Despite the existence of underground water and rivers in arid areas, access to affordable technology to transfer water to where it is needed remains a challenge.
Sufficient supply of water to rural households can tremendously reduce time taken to look for water and increase sanitation while contribution to livestock husbandry and irrigation especially in arid and semi arid regions.
In a typical store around the East Africa region a diesel or petrol powered pump goes for about $500 which is way above the reach of many low income earners living below one dollar a day.
Moreover, cheap pumps are often powered by kerosene, further driving up the cost of running them. Wide-scale use of kerosene for powering irrigation would also have substantial effects on the environment, and the engines are notorious for noise pollution.
A team of Makerere University Innovators have developed a very-low-cost solar powered irrigation pump that is cast from locally available scrap materials with an optimized engine to increase its efficiency.
The pump has the potential to substantially increase access to low cost solutions for local irrigation and water transfer for other purposes.
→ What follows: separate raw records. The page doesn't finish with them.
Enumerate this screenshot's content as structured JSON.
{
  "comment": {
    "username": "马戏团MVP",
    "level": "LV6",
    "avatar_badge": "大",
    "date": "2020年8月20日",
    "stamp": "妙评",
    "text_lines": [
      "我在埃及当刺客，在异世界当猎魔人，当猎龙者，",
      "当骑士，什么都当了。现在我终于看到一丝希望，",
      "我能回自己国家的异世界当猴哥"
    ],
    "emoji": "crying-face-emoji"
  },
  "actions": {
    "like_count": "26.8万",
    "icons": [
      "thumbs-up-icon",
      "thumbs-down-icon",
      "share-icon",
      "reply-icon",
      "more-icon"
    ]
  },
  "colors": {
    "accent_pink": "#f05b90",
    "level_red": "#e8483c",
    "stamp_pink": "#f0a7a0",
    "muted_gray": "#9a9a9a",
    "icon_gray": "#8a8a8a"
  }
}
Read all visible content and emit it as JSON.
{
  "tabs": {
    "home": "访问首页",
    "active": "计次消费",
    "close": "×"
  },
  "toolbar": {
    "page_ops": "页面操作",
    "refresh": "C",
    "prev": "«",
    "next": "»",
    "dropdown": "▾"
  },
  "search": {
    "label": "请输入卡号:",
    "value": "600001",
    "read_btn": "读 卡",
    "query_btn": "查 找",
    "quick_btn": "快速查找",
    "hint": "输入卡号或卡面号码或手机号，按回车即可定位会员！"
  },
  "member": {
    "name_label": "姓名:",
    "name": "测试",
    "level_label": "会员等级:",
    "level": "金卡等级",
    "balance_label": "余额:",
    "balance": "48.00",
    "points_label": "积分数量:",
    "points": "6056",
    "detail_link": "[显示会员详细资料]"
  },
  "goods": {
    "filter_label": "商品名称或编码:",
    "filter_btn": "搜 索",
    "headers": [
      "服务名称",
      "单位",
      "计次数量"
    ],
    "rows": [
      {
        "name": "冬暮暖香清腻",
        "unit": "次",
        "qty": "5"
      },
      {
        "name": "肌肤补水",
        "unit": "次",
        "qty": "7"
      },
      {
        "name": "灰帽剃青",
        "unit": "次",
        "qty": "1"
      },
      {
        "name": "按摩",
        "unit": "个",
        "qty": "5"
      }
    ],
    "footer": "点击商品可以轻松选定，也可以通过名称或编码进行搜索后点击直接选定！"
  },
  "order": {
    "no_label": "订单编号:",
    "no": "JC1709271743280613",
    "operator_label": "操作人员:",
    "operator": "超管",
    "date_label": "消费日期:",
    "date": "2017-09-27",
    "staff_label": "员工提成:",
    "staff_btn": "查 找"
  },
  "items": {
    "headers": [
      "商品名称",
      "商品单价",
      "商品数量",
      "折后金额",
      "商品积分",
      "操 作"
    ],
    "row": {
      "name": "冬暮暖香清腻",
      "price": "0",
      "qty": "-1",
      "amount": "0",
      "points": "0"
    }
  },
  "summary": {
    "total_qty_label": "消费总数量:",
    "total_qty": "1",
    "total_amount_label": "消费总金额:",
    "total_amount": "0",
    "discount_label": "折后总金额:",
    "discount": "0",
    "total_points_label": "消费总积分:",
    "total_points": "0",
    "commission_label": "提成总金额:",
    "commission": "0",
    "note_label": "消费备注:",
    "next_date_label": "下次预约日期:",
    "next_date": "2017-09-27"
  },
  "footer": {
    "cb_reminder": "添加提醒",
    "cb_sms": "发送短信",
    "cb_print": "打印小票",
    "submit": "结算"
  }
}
This technology will increase agricultural output from semi-arid communities in Eastern Africa and transform social attitudes, community perceptions about irrigation as a means to increased crop yield and livelihoods diversification in marginal communities in sub-Saharan Africa.